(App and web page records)

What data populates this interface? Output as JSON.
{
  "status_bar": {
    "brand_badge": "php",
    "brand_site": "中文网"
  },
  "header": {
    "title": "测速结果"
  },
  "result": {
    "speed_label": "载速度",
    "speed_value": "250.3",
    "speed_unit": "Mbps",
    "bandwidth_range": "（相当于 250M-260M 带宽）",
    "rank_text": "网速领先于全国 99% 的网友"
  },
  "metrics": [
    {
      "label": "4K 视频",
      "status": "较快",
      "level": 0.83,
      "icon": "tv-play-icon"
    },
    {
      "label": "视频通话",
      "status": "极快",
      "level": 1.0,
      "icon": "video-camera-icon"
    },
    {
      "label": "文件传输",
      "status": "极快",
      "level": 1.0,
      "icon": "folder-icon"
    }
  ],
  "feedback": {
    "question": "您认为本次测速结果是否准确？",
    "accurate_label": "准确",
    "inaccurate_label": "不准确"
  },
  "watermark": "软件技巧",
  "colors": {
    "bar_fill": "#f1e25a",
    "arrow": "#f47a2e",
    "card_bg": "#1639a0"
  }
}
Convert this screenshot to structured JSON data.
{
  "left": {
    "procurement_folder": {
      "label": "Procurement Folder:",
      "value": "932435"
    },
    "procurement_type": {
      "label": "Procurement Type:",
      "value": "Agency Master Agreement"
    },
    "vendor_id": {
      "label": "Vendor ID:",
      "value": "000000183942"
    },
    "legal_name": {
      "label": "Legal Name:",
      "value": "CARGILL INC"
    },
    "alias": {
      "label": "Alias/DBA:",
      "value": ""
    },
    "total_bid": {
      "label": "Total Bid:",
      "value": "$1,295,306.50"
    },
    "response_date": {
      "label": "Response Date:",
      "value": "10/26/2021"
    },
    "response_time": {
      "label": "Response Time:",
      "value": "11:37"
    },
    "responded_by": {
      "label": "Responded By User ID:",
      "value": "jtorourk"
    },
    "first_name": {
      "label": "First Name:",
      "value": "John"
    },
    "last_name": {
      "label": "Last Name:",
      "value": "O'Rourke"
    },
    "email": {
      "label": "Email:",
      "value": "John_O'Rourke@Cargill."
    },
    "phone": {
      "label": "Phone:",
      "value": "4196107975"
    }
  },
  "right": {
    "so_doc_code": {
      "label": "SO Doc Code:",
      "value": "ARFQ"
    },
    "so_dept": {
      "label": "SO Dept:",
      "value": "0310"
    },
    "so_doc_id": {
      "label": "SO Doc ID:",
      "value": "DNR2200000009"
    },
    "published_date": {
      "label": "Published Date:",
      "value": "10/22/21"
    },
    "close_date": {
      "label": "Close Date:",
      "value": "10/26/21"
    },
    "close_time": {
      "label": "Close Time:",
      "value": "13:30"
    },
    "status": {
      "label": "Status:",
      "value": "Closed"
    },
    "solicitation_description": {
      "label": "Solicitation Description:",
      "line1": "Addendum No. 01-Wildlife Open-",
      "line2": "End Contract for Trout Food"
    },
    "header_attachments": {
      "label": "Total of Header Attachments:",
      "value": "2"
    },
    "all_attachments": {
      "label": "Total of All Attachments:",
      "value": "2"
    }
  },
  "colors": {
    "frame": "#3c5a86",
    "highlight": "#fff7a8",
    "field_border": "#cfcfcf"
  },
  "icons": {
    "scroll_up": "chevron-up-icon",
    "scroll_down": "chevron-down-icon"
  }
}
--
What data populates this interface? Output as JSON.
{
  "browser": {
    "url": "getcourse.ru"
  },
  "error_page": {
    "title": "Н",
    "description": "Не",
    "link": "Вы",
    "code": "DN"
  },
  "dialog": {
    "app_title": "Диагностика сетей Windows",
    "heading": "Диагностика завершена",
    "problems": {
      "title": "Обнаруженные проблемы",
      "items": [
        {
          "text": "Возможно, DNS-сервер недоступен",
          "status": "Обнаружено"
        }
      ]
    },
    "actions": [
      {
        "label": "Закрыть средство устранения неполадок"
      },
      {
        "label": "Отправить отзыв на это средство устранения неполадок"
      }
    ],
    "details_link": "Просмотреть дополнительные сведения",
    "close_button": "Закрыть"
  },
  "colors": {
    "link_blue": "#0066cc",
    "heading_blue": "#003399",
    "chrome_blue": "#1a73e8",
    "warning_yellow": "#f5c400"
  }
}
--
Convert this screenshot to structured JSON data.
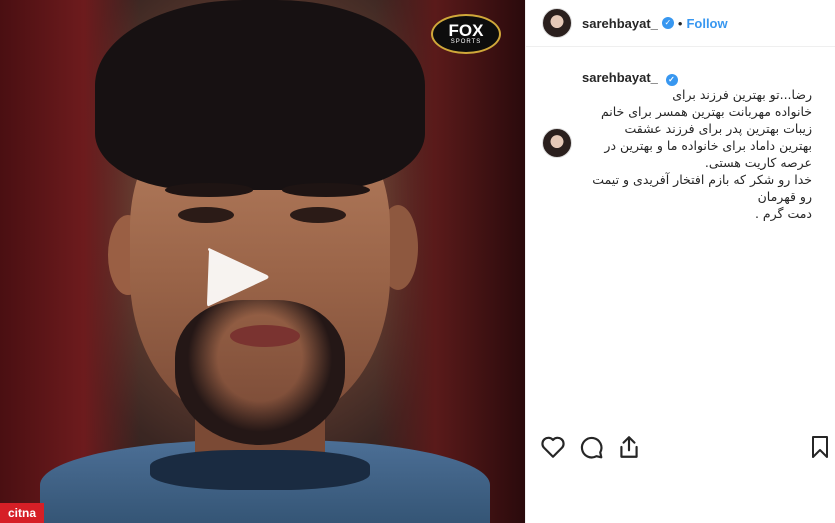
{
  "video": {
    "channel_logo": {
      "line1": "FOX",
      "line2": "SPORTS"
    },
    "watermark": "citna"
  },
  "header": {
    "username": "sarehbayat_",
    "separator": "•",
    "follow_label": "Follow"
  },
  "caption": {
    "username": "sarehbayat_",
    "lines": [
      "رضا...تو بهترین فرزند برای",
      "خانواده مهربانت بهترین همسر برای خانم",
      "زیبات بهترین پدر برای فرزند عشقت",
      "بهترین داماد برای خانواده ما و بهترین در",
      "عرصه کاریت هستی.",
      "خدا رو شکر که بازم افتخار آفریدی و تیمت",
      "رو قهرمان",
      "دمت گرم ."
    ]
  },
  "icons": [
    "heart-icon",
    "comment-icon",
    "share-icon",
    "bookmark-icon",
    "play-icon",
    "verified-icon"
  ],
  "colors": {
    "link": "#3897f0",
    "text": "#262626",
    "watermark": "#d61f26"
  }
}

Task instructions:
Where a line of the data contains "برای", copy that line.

Output:
      "رضا...تو بهترین فرزند برای",
      "خانواده مهربانت بهترین همسر برای خانم",
      "زیبات بهترین پدر برای فرزند عشقت",
      "بهترین داماد برای خانواده ما و بهترین در",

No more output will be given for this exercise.